About this exercise:
Read the records below and report each line in which "title" occurs.

Entries from a dataset of interfaces
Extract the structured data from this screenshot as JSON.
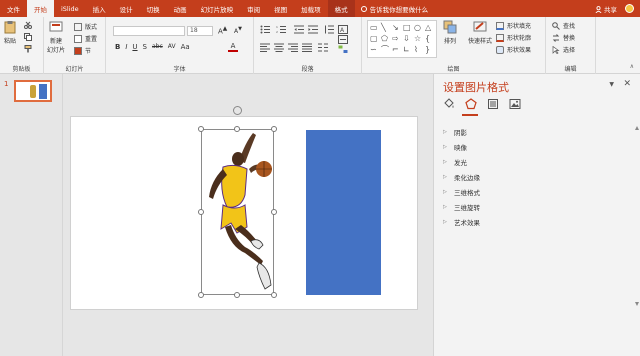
{
  "tabs": [
    "文件",
    "开始",
    "iSlide",
    "插入",
    "设计",
    "切换",
    "动画",
    "幻灯片放映",
    "审阅",
    "视图",
    "加载项",
    "格式"
  ],
  "active_tab": "开始",
  "tell_me": "告诉我你想要做什么",
  "share": "共享",
  "ribbon": {
    "clipboard": {
      "paste": "粘贴",
      "label": "剪贴板"
    },
    "slides": {
      "new_slide": "新建\n幻灯片",
      "layout": "版式",
      "reset": "重置",
      "section": "节",
      "label": "幻灯片"
    },
    "font": {
      "font_size": "18",
      "letters": [
        "B",
        "I",
        "U",
        "S",
        "abc",
        "AV",
        "Aa"
      ],
      "label": "字体"
    },
    "paragraph": {
      "label": "段落"
    },
    "drawing": {
      "arrange": "排列",
      "quick_styles": "快速样式",
      "fill": "形状填充",
      "outline": "形状轮廓",
      "effects": "形状效果",
      "label": "绘图"
    },
    "editing": {
      "find": "查找",
      "replace": "替换",
      "select": "选择",
      "label": "编辑"
    }
  },
  "thumbnail": {
    "slide_number": "1"
  },
  "format_pane": {
    "title": "设置图片格式",
    "sections": [
      "阴影",
      "映像",
      "发光",
      "柔化边缘",
      "三维格式",
      "三维旋转",
      "艺术效果"
    ]
  },
  "colors": {
    "accent": "#c43e1c",
    "shape_fill": "#4472c4"
  }
}
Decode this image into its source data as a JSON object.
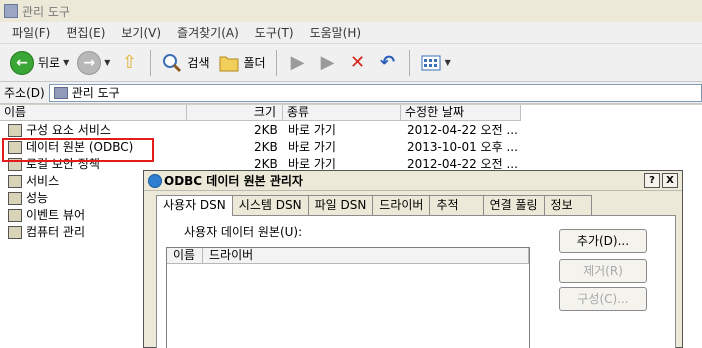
{
  "window": {
    "title": "관리 도구"
  },
  "menu": [
    "파일(F)",
    "편집(E)",
    "보기(V)",
    "즐겨찾기(A)",
    "도구(T)",
    "도움말(H)"
  ],
  "toolbar": {
    "back_label": "뒤로",
    "search_label": "검색",
    "folders_label": "폴더"
  },
  "address": {
    "label": "주소(D)",
    "value": "관리 도구"
  },
  "columns": {
    "name": "이름",
    "size": "크기",
    "type": "종류",
    "modified": "수정한 날짜"
  },
  "files": [
    {
      "name": "구성 요소 서비스",
      "size": "2KB",
      "type": "바로 가기",
      "modified": "2012-04-22 오전 ..."
    },
    {
      "name": "데이터 원본 (ODBC)",
      "size": "2KB",
      "type": "바로 가기",
      "modified": "2013-10-01 오후 ..."
    },
    {
      "name": "로컬 보안 정책",
      "size": "2KB",
      "type": "바로 가기",
      "modified": "2012-04-22 오전 ..."
    },
    {
      "name": "서비스",
      "size": "",
      "type": "",
      "modified": ""
    },
    {
      "name": "성능",
      "size": "",
      "type": "",
      "modified": ""
    },
    {
      "name": "이벤트 뷰어",
      "size": "",
      "type": "",
      "modified": ""
    },
    {
      "name": "컴퓨터 관리",
      "size": "",
      "type": "",
      "modified": ""
    }
  ],
  "dialog": {
    "title": "ODBC 데이터 원본 관리자",
    "help_button": "?",
    "close_button": "X",
    "tabs": [
      "사용자 DSN",
      "시스템 DSN",
      "파일 DSN",
      "드라이버",
      "추적",
      "연결 풀링",
      "정보"
    ],
    "user_dsn_label": "사용자 데이터 원본(U):",
    "list_columns": [
      "이름",
      "드라이버"
    ],
    "buttons": {
      "add": "추가(D)...",
      "remove": "제거(R)",
      "configure": "구성(C)..."
    }
  }
}
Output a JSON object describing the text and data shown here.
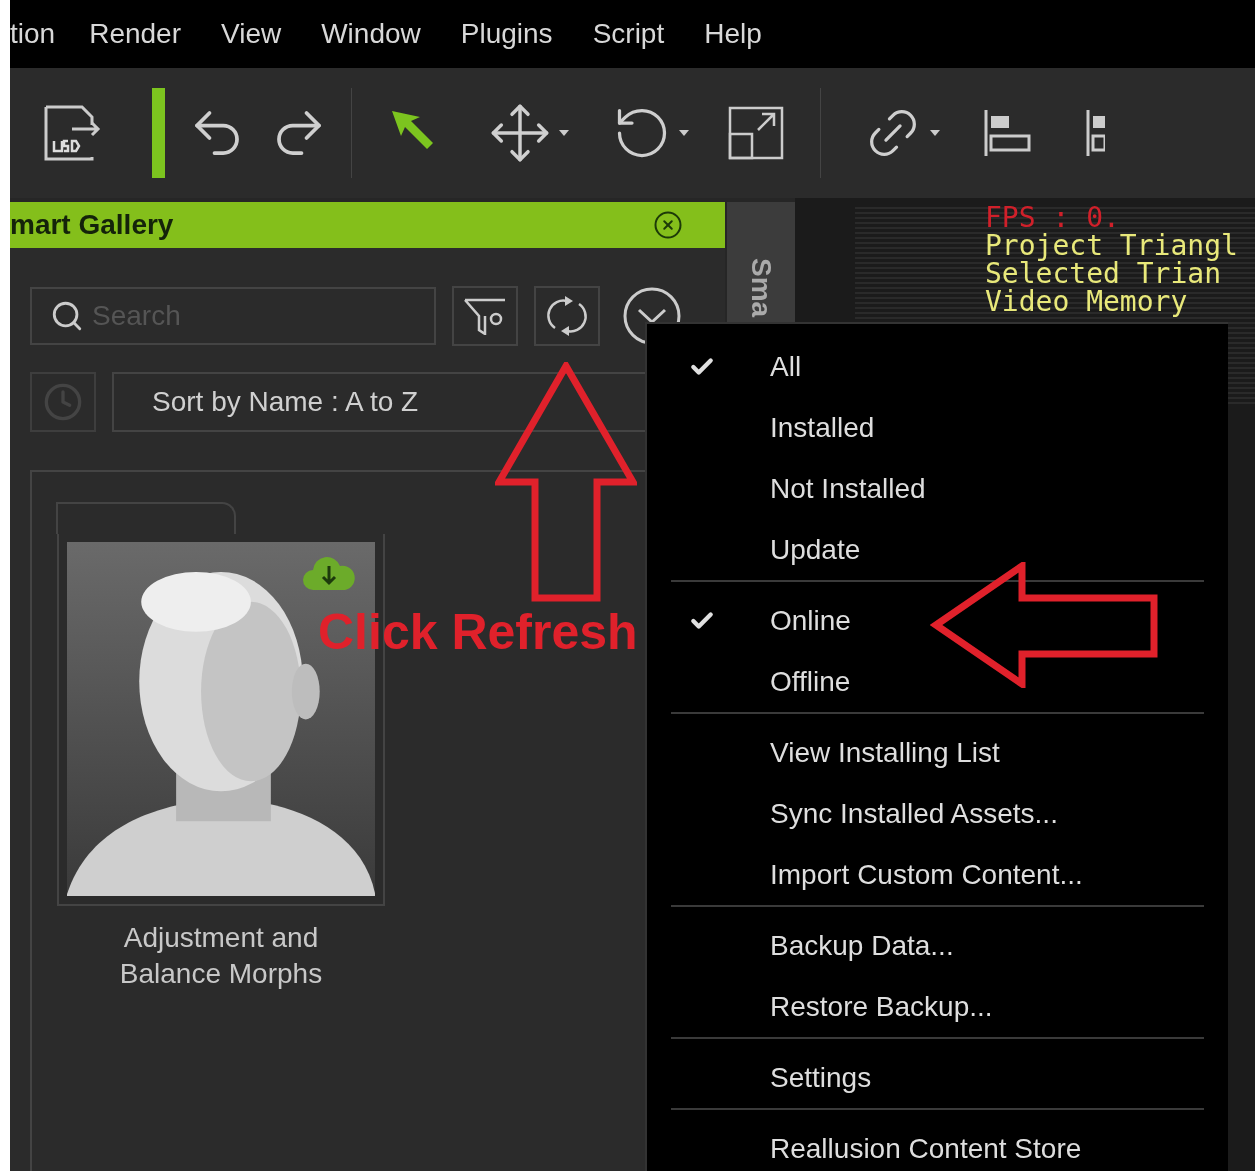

Response to the exercise:
    "title": "设置图片格式",
    "title": "관리 도구"
    "title": "ODBC 데이터 원본 관리자",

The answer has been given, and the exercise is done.